Day 5 of my Mary Stewart Advent Calendar already, I’m starting to believe I might actually find time to post something each day.
I seem to be working in chronological order, more by accident than design, so today I’m posting about Trimdon again, when Mary was very little.
When Mary’s father, Rev Frederick Albert Rainbow, took up his post at St Mary Magdalene’s, Trimdon, he immediately launched the monthly Trimdon Parochial Magazine. This magazine is chock-full of church service and Communion times; notifications of births, marriages and deaths; Sunday School outings reports – the usual church notices and intimations, with the addition of fairly frequent requests to his parishioners to attend church more regularly or give more generously to missionary funds.
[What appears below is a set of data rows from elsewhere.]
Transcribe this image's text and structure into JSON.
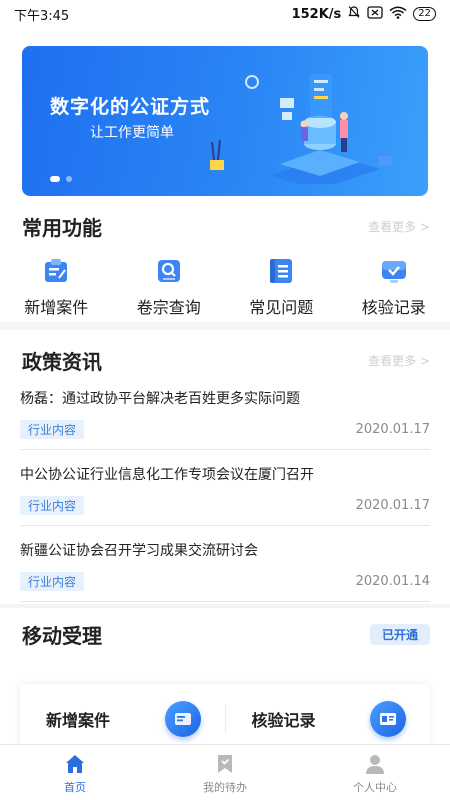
{
  "status_bar": {
    "time": "下午3:45",
    "network_speed": "152K/s",
    "battery": "22"
  },
  "banner": {
    "title": "数字化的公证方式",
    "subtitle": "让工作更简单"
  },
  "quick_functions": {
    "title": "常用功能",
    "more": "查看更多 >",
    "items": [
      {
        "label": "新增案件",
        "icon": "new-case-icon"
      },
      {
        "label": "卷宗查询",
        "icon": "file-search-icon"
      },
      {
        "label": "常见问题",
        "icon": "faq-icon"
      },
      {
        "label": "核验记录",
        "icon": "verify-record-icon"
      }
    ]
  },
  "policy_news": {
    "title": "政策资讯",
    "more": "查看更多 >",
    "items": [
      {
        "title": "杨磊：通过政协平台解决老百姓更多实际问题",
        "tag": "行业内容",
        "date": "2020.01.17"
      },
      {
        "title": "中公协公证行业信息化工作专项会议在厦门召开",
        "tag": "行业内容",
        "date": "2020.01.17"
      },
      {
        "title": "新疆公证协会召开学习成果交流研讨会",
        "tag": "行业内容",
        "date": "2020.01.14"
      }
    ]
  },
  "mobile_accept": {
    "title": "移动受理",
    "status": "已开通",
    "cards": [
      {
        "label": "新增案件",
        "icon": "case-form-icon"
      },
      {
        "label": "核验记录",
        "icon": "id-card-icon"
      }
    ]
  },
  "tabbar": {
    "items": [
      {
        "label": "首页",
        "icon": "home-icon",
        "active": true
      },
      {
        "label": "我的待办",
        "icon": "bookmark-icon",
        "active": false
      },
      {
        "label": "个人中心",
        "icon": "person-icon",
        "active": false
      }
    ]
  },
  "colors": {
    "accent": "#2b6fde",
    "banner_start": "#1f6ff0",
    "banner_end": "#3aa0fb",
    "tag_bg": "#e7f1fc"
  }
}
As well as this, intriguingly, ‘The Vicar’s Letter’ section also contains some hints as to what was happening in the Rainbow family at different times. For example, in the Easter 1918 magazine we have:
‘P.S. Since sending the above letter to the printer, Scarlet Fever has broken out in my family. Of course the patient is isolated, and the doctor assures me there is no fear of infection in my carrying on all duties as usual. However, as far as possible I shall avoid visiting for a time where there is a family, and I am confident you will not think this neglect.’
Wikipedia tells us that scarlet fever was ‘a leading cause of death in children in the early 20th century’. It most commonly affects children, and it is possible but rare to catch the disease more than once.
Mary’s brother Gerald is recorded in the August 1921 edition of the magazine as being ‘interned in the Isolation Hospital at Sedgefield’ due to scarlet fever – which he contracted while in Darlington for an unspecified operation. So it seems highly likely that the ‘patient’ of Easter 1918 was Mary, at the tender age of approximately 18 months.